> _Work item_
What lines in the entries hold the string "type"? List them.

> _Extracted records_
━━━━━━━━━━━━━━━━━━━━━━━━━━━━━━
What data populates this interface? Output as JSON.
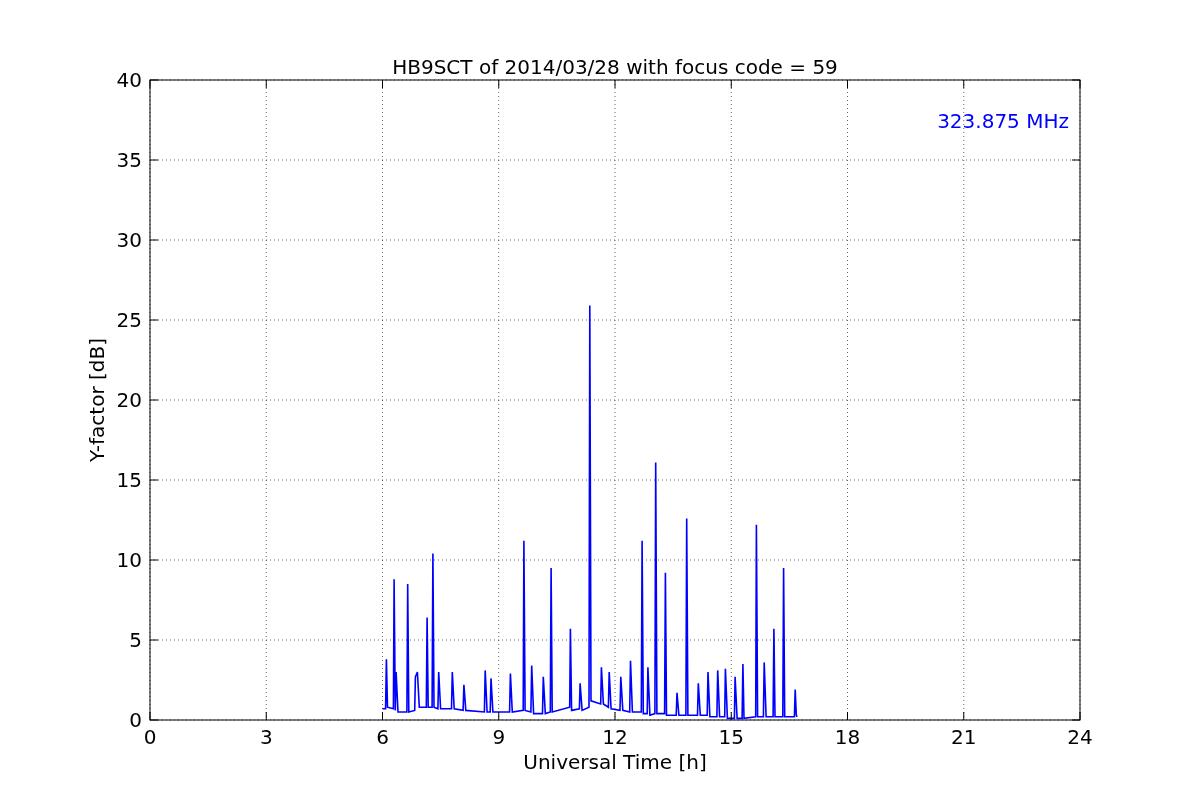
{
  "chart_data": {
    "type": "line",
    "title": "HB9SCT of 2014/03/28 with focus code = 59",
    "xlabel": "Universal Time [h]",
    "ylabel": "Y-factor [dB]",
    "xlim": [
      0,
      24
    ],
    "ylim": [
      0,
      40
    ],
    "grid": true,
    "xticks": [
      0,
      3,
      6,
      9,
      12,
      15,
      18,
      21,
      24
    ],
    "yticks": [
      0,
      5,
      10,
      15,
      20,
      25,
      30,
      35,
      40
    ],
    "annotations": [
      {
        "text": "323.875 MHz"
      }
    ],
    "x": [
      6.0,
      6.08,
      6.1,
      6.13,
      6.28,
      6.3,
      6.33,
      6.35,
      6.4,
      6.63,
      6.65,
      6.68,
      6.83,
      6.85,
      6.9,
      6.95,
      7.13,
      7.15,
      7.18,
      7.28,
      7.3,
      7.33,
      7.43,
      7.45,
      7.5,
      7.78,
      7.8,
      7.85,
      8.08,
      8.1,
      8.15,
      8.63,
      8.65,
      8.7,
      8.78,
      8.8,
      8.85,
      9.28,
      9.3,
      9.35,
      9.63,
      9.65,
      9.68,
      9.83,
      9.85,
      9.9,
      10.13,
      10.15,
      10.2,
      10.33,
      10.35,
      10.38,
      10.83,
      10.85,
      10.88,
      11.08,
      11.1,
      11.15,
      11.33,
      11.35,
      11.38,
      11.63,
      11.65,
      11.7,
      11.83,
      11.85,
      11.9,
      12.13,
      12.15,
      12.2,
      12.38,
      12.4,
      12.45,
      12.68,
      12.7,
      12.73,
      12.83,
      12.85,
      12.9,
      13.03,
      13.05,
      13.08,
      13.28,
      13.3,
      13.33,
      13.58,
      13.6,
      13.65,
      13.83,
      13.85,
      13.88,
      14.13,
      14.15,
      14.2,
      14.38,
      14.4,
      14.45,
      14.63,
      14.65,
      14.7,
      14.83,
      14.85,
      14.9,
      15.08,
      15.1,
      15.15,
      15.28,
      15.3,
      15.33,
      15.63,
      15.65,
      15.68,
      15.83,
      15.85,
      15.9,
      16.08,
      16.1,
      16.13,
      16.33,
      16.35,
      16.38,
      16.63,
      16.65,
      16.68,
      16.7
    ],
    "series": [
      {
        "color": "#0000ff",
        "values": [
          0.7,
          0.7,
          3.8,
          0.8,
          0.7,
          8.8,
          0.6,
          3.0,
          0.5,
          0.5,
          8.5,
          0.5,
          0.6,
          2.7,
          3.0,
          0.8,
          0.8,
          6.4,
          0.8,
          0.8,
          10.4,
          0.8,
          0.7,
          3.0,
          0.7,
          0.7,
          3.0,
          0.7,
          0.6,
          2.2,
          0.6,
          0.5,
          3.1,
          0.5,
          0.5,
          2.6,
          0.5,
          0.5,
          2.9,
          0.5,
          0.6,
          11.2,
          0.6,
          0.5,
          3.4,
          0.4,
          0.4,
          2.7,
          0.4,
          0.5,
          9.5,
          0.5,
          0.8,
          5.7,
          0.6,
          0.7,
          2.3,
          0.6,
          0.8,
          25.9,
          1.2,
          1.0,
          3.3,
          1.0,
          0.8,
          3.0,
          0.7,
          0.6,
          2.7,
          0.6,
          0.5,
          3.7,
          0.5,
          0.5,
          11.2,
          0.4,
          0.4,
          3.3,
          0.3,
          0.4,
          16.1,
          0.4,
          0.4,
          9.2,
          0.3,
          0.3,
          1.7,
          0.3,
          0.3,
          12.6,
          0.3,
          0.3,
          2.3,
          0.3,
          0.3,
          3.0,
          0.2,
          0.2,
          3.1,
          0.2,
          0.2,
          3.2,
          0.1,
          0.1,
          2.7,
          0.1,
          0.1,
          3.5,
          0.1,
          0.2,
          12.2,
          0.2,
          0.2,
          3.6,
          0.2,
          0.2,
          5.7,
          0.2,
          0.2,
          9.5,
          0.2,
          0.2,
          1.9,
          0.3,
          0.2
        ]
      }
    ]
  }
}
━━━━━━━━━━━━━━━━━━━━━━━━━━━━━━
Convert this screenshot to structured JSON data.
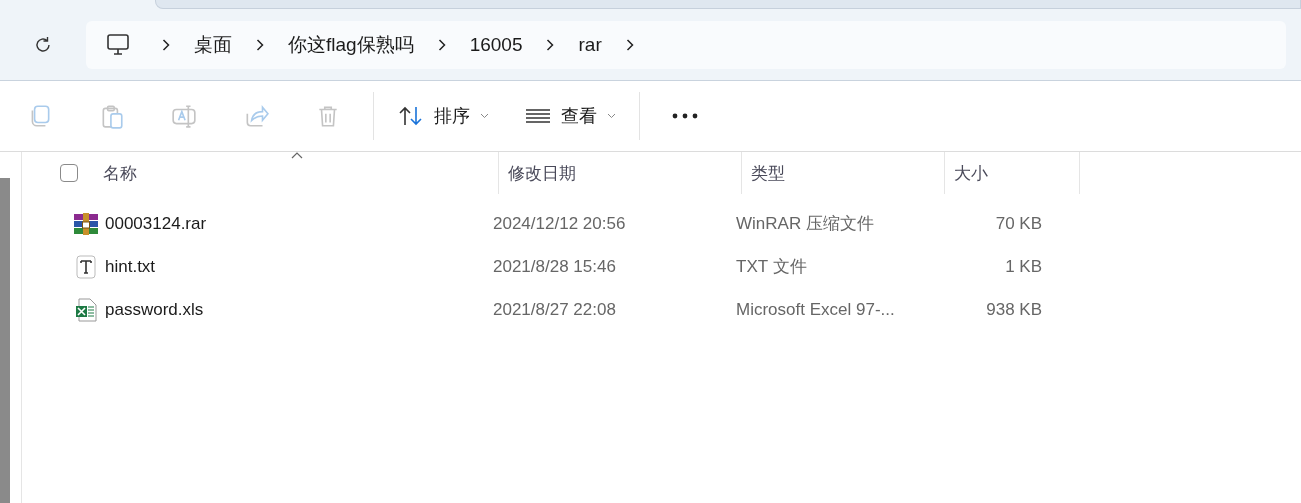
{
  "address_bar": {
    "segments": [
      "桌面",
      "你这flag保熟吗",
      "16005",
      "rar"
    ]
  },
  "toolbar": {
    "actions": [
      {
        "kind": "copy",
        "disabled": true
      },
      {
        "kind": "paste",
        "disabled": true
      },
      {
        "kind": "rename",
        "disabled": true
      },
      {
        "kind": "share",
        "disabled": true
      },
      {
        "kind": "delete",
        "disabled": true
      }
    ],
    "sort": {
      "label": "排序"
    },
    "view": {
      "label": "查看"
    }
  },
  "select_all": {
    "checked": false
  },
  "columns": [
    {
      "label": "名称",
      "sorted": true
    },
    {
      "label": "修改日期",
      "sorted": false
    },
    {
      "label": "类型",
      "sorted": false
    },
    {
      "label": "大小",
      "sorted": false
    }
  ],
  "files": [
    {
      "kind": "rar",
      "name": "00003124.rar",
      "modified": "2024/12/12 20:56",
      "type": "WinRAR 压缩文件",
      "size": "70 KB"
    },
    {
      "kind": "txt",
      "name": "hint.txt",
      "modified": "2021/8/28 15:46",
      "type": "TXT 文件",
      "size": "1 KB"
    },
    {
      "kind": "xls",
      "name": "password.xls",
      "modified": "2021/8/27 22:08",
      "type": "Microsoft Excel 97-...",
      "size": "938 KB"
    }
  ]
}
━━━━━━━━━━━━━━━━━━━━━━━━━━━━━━
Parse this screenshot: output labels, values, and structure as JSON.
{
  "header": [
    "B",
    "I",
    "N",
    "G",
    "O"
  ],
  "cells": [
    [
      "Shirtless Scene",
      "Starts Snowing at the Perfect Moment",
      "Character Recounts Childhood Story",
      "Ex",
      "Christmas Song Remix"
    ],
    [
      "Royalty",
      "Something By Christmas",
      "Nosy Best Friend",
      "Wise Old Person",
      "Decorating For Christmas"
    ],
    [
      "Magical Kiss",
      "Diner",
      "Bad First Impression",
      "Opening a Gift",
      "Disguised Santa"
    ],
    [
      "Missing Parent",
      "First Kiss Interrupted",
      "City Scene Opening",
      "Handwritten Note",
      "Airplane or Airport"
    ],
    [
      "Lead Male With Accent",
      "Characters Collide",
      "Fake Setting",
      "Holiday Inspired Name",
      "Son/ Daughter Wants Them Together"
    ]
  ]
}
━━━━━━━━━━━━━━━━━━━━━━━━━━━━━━
> _Response box_
    "type": "line",
      "type": "WinRAR 压缩文件",
      "type": "TXT 文件",
      "type": "Microsoft Excel 97-...",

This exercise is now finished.